[RB: An accompanying opinion piece by Magnus Linklater can be found here. It contains the usual slurs and misrepresentations that have been frequently countered in articles featured on this blog, including this one by John Ashton. A further article in The Times headlined Verdict 'was probably unsafe' reads as follows:]

Senior figures in the Scottish legal and political establishment believe that Abdul Baset Ali al-Megrahi should not have been convicted of the Lockerbie bombing.

Al-Megrahi and Al-Amin Khalifa Fhimah went on trial in 2000 in a Scottish court, convened in the Netherlands, for the mass murder in 1988. Mr Fhimah was acquitted. Observers were shocked when al-Megrahi was found guilty. Critics of the verdict have focused on the testimony of Tony Gauci, a Maltese shopkeeper who said that al-Megrahi “resembled” a man who bought clothes in his store that were later found to have been wrapped round the bomb that destroyed the plane.

It emerged that Mr Gauci was paid $1 million by the US justice department. Kenny MacAskill, the former justice secretary, has described the verdict as probably “unsafe”.

Robert Black, emeritus professor of law at Edinburgh University, said that the Scottish judges had come under pressure to convict.

“This was the most important criminal case in Scotland ever,” he said. “If there was not a conviction, the Lord Advocate really would have egg all over his face. The judges were not prepared to give the Lord Advocate a bloody nose.”

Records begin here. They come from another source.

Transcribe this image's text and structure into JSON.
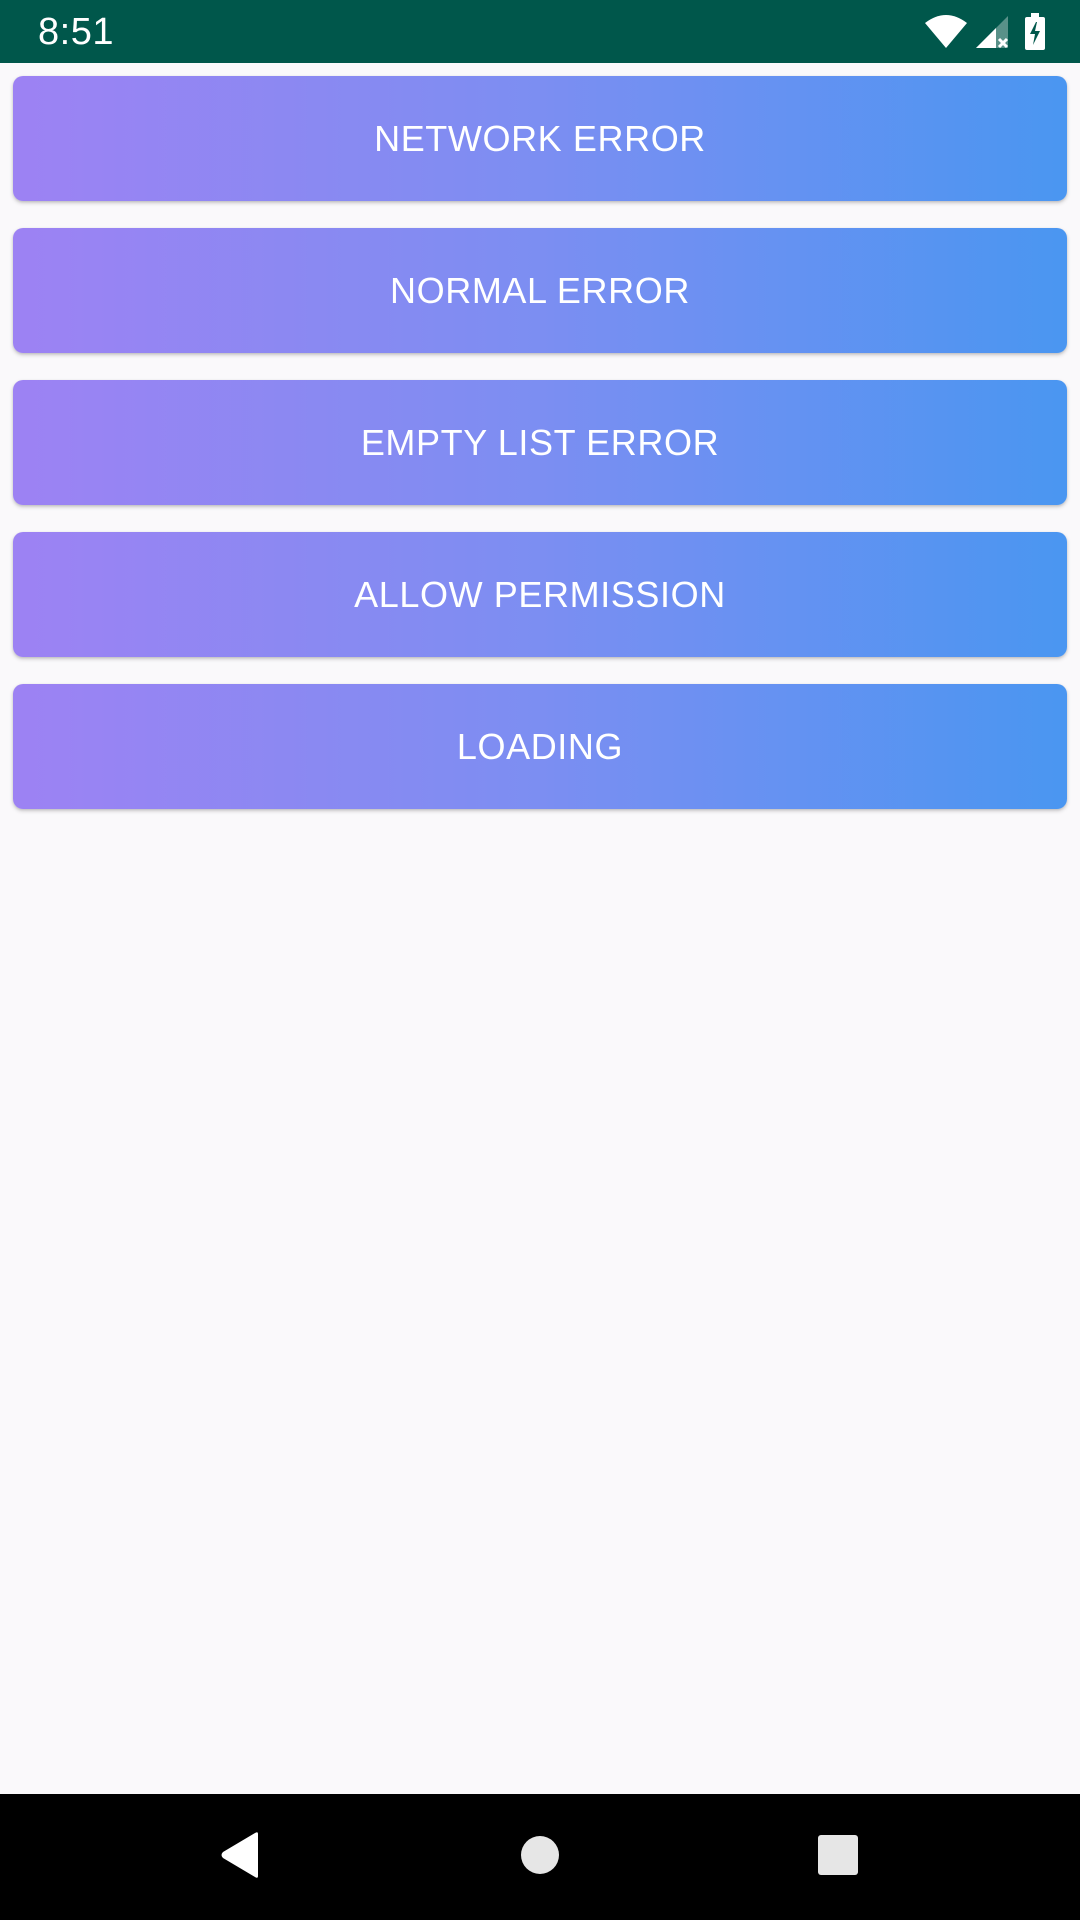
{
  "status_bar": {
    "time": "8:51",
    "icons": [
      "wifi-icon",
      "signal-icon",
      "battery-charging-icon"
    ],
    "background": "#00574b"
  },
  "buttons": [
    {
      "label": "NETWORK ERROR"
    },
    {
      "label": "NORMAL ERROR"
    },
    {
      "label": "EMPTY LIST ERROR"
    },
    {
      "label": "ALLOW PERMISSION"
    },
    {
      "label": "LOADING"
    }
  ],
  "theme": {
    "gradient_start": "#9d82f3",
    "gradient_end": "#4a96f1",
    "page_background": "#faf9fb"
  },
  "nav_bar": {
    "icons": [
      "back-icon",
      "home-icon",
      "recents-icon"
    ]
  }
}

1 comment:

  1. Magnus Linklater seems to think that Gaddafi's "deal in the desert" talks with Tony Blair (April/May 2007) were a factor in persuading Gaddafi to hand the two accused over for trial (accused surrendered to the Scottish police in April 1999 and the trial took place from May 2000 to January 2001). I think this says everything about Magnus's grasp of the key facts in this case.